Exercise goal >> Write out each line of the entries below that holds the word "세액감면".

Dataset entries >>
───

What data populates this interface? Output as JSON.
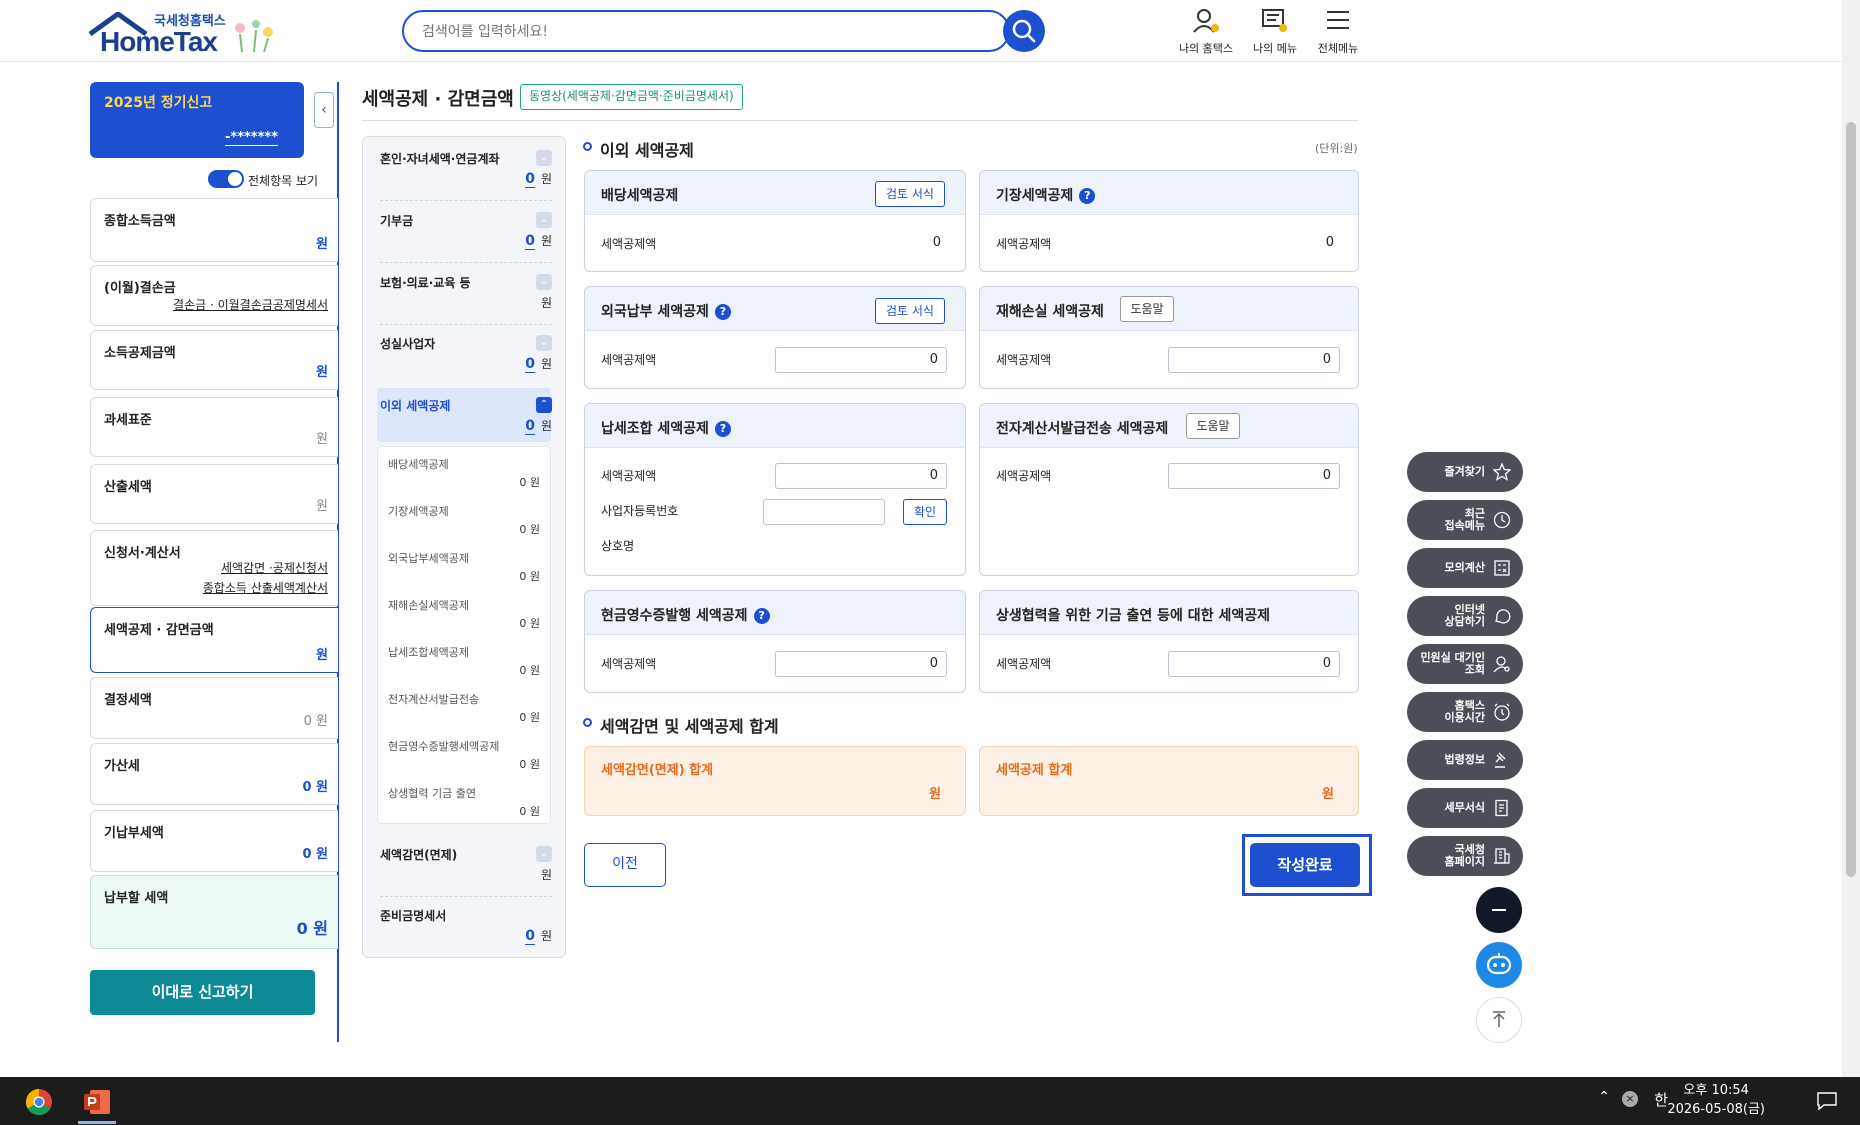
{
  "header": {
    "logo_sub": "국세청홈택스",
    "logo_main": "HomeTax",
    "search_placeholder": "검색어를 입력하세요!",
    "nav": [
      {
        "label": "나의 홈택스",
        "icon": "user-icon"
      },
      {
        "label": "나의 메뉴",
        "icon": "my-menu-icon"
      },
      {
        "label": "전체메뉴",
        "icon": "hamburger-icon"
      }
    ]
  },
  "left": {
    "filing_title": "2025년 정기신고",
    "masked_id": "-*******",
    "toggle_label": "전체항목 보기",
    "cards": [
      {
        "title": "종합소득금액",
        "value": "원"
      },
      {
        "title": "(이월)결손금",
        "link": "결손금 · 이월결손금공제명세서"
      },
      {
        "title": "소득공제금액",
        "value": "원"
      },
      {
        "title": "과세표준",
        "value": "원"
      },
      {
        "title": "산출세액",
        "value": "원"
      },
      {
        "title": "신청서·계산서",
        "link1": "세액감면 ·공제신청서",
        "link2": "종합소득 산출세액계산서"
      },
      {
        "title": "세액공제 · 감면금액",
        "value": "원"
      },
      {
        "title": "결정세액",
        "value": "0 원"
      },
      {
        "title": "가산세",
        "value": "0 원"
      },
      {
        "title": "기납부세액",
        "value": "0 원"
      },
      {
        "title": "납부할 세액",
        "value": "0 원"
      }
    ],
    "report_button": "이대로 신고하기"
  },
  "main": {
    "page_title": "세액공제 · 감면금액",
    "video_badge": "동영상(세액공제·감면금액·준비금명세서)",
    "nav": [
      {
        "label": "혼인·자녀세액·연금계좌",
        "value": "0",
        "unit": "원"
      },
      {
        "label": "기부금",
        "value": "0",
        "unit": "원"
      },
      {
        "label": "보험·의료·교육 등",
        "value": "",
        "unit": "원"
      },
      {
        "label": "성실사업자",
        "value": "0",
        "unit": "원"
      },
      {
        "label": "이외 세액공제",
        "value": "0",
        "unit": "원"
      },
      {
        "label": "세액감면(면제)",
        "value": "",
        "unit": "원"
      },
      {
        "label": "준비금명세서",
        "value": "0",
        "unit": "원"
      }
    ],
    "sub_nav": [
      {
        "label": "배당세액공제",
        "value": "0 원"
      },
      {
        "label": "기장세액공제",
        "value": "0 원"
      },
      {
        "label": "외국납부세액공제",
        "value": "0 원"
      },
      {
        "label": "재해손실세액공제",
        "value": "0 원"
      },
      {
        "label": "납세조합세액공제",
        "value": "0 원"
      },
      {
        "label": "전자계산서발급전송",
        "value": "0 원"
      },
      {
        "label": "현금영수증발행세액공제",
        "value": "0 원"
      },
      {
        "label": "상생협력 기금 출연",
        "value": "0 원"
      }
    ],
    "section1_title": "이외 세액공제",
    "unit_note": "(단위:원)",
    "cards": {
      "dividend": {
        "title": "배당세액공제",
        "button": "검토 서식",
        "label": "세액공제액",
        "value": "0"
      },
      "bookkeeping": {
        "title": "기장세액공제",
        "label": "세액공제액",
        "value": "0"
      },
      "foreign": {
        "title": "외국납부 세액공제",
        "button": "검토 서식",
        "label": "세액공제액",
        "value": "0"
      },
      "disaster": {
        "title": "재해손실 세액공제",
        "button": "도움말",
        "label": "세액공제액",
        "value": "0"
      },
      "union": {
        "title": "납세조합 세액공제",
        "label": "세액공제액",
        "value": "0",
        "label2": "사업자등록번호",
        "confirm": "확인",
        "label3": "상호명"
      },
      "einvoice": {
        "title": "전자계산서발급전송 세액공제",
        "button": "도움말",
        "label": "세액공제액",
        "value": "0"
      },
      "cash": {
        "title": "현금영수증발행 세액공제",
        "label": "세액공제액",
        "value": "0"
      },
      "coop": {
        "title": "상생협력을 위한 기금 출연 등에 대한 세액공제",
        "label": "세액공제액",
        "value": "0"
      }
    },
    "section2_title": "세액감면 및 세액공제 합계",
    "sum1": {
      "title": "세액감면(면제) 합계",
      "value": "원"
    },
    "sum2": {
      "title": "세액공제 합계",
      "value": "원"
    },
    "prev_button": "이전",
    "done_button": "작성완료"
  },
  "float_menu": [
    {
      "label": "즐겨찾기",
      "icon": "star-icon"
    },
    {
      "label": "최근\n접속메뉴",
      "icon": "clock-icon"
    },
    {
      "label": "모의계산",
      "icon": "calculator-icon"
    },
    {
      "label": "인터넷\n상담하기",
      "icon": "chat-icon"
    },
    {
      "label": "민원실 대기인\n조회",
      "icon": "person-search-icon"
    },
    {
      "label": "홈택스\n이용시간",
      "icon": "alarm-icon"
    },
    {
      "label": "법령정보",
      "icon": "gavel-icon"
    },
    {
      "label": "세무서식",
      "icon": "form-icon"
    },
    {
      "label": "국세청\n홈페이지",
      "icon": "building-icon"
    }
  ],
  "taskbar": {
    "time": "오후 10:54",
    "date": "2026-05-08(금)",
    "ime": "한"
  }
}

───

Output >>
        "link1": "세액감면 ·공제신청서",
        "label": "세액감면(면제)",
    "section2_title": "세액감면 및 세액공제 합계",
      "title": "세액감면(면제) 합계",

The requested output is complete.